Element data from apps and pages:
==*==
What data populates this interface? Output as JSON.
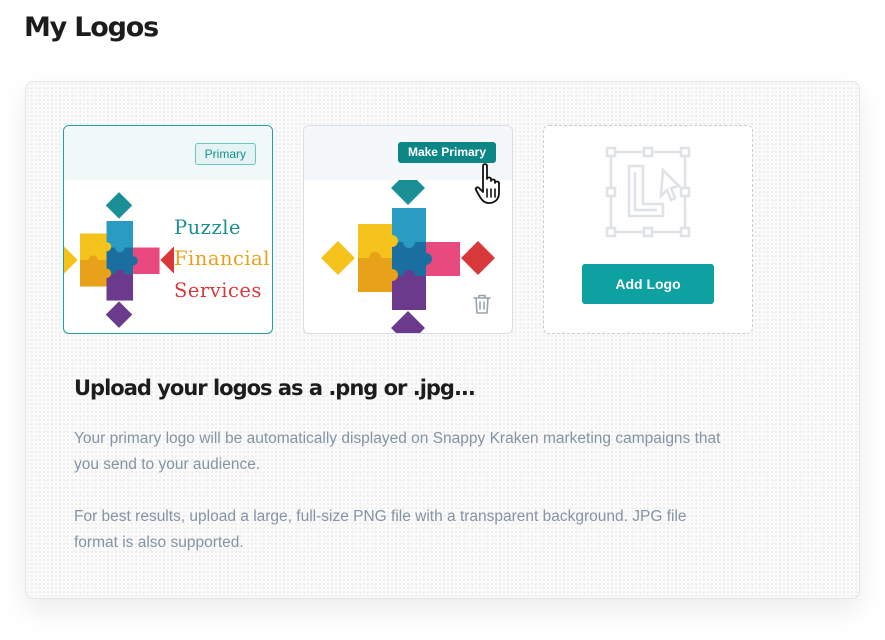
{
  "page": {
    "title": "My Logos"
  },
  "logos": [
    {
      "badge": "Primary",
      "text_lines": [
        "Puzzle",
        "Financial",
        "Services"
      ],
      "puzzle_colors": [
        "#1a8f96",
        "#f5c31b",
        "#e8a21a",
        "#d9383a",
        "#e84a7f",
        "#6b3a8c",
        "#2a9bc2"
      ]
    },
    {
      "action_label": "Make Primary",
      "delete_icon": "trash-icon",
      "cursor_icon": "hand-pointer-icon"
    }
  ],
  "add_card": {
    "icon": "logo-placeholder-icon",
    "button_label": "Add Logo"
  },
  "info": {
    "heading": "Upload your logos as a .png or .jpg...",
    "paragraphs": [
      "Your primary logo will be automatically displayed on Snappy Kraken marketing campaigns that you send to your audience.",
      "For best results, upload a large, full-size PNG file with a transparent background. JPG file format is also supported."
    ]
  },
  "colors": {
    "accent": "#0ea1a1",
    "accent_dark": "#0d8686",
    "heading": "#1c1c1c",
    "body_text": "#8493a5"
  }
}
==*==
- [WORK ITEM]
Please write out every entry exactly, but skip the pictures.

- [TASK SOLUTION]
What data populates this interface? Output as JSON.
{
  "page": {
    "title": "My Logos"
  },
  "logos": [
    {
      "badge": "Primary",
      "text_lines": [
        "Puzzle",
        "Financial",
        "Services"
      ],
      "puzzle_colors": [
        "#1a8f96",
        "#f5c31b",
        "#e8a21a",
        "#d9383a",
        "#e84a7f",
        "#6b3a8c",
        "#2a9bc2"
      ]
    },
    {
      "action_label": "Make Primary",
      "delete_icon": "trash-icon",
      "cursor_icon": "hand-pointer-icon"
    }
  ],
  "add_card": {
    "icon": "logo-placeholder-icon",
    "button_label": "Add Logo"
  },
  "info": {
    "heading": "Upload your logos as a .png or .jpg...",
    "paragraphs": [
      "Your primary logo will be automatically displayed on Snappy Kraken marketing campaigns that you send to your audience.",
      "For best results, upload a large, full-size PNG file with a transparent background. JPG file format is also supported."
    ]
  },
  "colors": {
    "accent": "#0ea1a1",
    "accent_dark": "#0d8686",
    "heading": "#1c1c1c",
    "body_text": "#8493a5"
  }
}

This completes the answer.